On her first trip to China as U.S. Secretary of State, Hillary Rodham Clinton talked about U.S.-China clean energy cooperation. In remarks made Saturday at an efficient coal plant in Beijing, Clinton focused on the interdependence of global climate change.
She began by reviewing the 30-year diplomatic relationship between the two nations. Clinton then emphasized the American commitment to addressing global warming: "We take very seriously in the Obama administration, the issue of climate change. And we are going to be taking strong action to lower carbon emissions dramatically, and develop alternative sources of energy. The stimulus package of $790 billion that President Obama just signed includes extensive new investments in clean energy."
Clinton also noted energy secretary Steven Chu's desire to increase collaborations between American and Chinese universities for developing intellectual property and new technologies.
Joint action is especially necessary now that China has surpassed the United States as the world's leading emitter of carbon dioxide. The plant visited by Clinton was built using technology from General Electric which cuts emissions by half and greatly lowers water usage. However, it is still a coal-fired facility, and it's going to take much more innovation to even stabilize Chinese carbon emissions.
Near the end of her speech, she recalled a Chinese proverb that says, "Dig the well before you are thirsty." Clinton's interpretation was that, "The 21st century is testing us to determine whether we are smart enough to follow that advice. I think we are. And I know that we are going to do everything we can in the Obama administration to pass out a lot of shovels so we can dig a lot of wells so we can take care of all the thirst that is out there for a new future, a future of tremendous opportunity."
Secretary Clinton closed with a note of optimism about this next green phase of U.S.-China relations, saying, "And so, now we have to take the next 30 years, and make our mark."
Clinton's remarks are encouraging, but the challenge of reforming both countries' dirty ways will take an enormous effort, especially for China, a fast-growing nation on an A-Rod-like dose of economic steroids.
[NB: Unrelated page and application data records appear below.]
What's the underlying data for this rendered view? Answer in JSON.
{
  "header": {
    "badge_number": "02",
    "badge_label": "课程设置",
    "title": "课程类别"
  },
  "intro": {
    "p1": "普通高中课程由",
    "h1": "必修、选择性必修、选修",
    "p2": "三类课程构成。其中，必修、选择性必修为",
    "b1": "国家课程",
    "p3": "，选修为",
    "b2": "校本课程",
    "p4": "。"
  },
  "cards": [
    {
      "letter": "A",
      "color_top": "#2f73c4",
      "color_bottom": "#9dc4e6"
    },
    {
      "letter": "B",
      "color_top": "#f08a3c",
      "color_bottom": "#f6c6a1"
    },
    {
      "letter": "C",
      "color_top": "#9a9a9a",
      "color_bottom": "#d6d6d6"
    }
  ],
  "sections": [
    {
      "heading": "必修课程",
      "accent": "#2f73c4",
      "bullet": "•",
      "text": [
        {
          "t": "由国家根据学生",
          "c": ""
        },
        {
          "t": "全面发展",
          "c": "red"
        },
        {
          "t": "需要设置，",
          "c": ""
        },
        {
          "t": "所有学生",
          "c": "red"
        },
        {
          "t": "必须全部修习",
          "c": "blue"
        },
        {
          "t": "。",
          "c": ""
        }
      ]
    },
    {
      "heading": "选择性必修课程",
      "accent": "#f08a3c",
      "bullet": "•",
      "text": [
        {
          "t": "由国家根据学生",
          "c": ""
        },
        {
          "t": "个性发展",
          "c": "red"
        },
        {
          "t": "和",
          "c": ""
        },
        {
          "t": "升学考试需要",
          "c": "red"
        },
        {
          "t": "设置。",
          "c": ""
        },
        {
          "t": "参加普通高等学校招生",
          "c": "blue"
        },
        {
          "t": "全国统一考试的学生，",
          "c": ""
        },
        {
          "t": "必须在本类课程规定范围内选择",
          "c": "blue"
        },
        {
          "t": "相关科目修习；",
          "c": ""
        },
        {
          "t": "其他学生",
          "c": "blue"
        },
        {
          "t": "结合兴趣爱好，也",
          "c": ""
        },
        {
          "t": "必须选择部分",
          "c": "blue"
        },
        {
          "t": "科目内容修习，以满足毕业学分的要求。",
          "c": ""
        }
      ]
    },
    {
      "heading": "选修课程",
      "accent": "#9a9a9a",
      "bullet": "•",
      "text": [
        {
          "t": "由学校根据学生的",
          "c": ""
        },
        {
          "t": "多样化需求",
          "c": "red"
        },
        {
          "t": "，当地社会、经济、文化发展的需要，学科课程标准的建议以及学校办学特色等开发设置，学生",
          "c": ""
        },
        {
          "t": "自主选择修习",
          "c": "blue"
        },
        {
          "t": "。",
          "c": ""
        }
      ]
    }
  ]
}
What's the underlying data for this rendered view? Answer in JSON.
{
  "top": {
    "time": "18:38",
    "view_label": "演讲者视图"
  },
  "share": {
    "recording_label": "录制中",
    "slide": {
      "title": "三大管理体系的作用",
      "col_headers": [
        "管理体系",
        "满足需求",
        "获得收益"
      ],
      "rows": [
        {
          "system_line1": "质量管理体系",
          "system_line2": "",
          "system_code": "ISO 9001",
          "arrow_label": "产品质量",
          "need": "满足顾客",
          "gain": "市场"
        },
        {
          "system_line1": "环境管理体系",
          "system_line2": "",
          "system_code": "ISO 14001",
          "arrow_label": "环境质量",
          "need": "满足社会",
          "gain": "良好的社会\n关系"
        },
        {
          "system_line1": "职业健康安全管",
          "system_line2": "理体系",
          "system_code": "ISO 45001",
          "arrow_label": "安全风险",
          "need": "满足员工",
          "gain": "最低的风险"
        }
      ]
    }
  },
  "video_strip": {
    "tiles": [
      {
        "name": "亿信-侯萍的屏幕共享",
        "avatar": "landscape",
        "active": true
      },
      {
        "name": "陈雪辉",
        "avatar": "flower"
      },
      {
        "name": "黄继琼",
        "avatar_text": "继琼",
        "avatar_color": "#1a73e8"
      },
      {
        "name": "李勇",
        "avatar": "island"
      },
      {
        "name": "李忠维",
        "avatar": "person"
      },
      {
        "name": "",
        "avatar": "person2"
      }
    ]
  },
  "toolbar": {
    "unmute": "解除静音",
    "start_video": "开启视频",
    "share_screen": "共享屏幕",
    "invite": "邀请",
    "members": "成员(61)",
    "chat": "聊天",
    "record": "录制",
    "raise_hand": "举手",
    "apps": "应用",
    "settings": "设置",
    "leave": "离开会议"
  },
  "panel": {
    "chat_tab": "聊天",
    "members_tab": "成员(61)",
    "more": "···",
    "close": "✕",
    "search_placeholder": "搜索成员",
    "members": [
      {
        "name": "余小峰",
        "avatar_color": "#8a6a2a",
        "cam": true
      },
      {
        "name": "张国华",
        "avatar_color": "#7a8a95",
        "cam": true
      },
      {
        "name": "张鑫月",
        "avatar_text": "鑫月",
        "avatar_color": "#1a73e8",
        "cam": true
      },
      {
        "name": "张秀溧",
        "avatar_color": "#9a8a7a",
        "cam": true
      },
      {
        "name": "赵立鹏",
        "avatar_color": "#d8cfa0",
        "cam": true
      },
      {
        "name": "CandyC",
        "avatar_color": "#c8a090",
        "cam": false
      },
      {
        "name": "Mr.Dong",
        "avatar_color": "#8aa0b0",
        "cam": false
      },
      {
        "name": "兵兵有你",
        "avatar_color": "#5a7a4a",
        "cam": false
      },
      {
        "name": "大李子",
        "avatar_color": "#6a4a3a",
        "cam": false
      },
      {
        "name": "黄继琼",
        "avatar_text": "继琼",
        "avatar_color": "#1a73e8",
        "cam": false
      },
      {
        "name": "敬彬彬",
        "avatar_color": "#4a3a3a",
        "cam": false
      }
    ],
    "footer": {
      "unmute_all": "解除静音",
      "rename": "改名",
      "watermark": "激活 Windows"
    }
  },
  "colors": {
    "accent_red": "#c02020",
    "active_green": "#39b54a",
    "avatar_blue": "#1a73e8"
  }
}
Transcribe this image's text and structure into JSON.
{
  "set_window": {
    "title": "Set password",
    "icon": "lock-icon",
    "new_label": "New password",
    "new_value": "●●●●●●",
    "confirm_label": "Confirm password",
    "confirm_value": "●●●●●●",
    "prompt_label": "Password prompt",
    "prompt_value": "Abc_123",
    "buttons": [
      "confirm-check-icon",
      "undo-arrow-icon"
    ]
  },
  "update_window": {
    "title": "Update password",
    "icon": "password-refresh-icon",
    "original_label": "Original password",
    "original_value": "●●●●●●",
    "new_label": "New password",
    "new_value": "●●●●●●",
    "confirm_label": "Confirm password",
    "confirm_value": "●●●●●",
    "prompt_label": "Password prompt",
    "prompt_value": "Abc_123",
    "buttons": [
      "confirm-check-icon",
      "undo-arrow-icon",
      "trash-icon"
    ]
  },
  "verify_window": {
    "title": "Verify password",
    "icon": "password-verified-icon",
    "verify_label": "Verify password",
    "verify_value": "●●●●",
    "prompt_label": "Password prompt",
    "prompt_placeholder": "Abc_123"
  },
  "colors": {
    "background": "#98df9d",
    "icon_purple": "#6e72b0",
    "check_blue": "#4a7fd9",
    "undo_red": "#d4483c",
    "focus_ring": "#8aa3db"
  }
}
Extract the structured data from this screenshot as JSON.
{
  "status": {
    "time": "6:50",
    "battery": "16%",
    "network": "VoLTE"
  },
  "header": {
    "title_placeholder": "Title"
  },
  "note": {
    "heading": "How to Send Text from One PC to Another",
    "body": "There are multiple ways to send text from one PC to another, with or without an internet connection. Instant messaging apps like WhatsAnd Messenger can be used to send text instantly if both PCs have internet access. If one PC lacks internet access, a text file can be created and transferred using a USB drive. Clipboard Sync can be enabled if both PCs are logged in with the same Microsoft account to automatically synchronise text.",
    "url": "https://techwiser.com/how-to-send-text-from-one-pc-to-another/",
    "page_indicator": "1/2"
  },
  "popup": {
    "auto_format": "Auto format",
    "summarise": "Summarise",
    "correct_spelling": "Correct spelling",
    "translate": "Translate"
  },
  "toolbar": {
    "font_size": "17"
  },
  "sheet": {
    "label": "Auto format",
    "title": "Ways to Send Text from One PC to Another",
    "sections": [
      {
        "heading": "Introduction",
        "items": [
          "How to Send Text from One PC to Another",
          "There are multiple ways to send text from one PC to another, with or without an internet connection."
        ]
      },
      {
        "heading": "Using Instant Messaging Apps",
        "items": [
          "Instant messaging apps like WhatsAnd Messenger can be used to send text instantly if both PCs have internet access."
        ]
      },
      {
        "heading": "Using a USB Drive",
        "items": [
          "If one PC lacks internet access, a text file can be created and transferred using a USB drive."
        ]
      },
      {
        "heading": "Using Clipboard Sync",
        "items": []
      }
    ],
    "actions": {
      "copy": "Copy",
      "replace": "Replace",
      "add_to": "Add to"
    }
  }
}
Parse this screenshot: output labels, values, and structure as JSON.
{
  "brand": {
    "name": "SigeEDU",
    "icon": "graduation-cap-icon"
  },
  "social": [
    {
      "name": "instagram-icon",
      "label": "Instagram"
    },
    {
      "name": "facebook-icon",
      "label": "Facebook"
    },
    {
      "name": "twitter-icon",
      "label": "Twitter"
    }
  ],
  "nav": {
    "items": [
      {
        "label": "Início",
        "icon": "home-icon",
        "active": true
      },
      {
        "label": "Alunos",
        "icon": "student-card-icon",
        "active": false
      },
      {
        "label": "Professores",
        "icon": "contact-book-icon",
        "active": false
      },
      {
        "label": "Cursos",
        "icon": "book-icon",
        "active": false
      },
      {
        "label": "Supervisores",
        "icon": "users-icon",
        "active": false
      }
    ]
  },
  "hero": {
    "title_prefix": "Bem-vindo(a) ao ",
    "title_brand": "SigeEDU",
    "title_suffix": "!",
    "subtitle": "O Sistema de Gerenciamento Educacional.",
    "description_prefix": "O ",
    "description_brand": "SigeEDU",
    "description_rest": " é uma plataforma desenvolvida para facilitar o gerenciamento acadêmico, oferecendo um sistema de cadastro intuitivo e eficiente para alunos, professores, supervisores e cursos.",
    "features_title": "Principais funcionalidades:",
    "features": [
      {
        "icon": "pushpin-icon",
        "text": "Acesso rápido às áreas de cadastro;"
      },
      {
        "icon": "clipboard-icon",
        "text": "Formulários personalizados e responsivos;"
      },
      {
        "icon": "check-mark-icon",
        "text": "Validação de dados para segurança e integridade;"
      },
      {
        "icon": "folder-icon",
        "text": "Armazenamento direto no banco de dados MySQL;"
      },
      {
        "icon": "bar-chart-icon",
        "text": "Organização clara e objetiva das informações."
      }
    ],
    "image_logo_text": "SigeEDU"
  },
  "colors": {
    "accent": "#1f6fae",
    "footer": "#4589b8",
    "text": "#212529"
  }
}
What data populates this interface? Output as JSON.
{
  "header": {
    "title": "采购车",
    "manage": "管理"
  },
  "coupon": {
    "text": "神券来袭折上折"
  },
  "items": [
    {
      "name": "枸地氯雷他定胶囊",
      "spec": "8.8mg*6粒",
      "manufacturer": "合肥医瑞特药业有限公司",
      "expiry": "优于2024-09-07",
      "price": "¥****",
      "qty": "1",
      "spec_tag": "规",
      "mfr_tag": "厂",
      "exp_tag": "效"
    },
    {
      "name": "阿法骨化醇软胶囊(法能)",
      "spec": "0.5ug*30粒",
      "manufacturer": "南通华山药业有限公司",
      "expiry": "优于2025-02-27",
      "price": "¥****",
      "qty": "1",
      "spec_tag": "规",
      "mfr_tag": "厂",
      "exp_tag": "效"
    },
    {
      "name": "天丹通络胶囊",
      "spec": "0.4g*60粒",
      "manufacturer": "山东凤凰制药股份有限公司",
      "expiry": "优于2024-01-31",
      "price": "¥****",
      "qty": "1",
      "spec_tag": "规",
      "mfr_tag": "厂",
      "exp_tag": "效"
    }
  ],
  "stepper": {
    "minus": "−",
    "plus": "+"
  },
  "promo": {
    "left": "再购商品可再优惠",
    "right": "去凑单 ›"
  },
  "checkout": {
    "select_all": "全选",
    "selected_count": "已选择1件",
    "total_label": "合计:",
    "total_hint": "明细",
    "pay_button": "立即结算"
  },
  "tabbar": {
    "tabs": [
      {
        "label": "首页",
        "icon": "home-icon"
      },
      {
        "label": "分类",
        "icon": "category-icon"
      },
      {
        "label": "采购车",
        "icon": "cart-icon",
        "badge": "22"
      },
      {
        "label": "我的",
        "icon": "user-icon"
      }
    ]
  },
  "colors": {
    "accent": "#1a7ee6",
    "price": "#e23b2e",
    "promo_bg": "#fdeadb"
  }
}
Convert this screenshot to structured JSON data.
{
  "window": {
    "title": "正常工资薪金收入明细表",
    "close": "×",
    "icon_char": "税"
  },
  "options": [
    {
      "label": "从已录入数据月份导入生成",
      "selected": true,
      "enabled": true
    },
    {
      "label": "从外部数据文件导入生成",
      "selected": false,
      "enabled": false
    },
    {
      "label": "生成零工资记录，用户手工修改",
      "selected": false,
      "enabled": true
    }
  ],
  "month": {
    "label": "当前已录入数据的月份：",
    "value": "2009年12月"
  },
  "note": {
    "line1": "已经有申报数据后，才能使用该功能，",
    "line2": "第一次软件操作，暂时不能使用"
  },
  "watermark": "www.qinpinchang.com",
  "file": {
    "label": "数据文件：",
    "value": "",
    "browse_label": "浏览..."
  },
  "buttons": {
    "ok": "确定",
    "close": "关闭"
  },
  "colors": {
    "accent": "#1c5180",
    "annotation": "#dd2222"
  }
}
However, as with all great endeavors, voicing a commitment is the first essential step.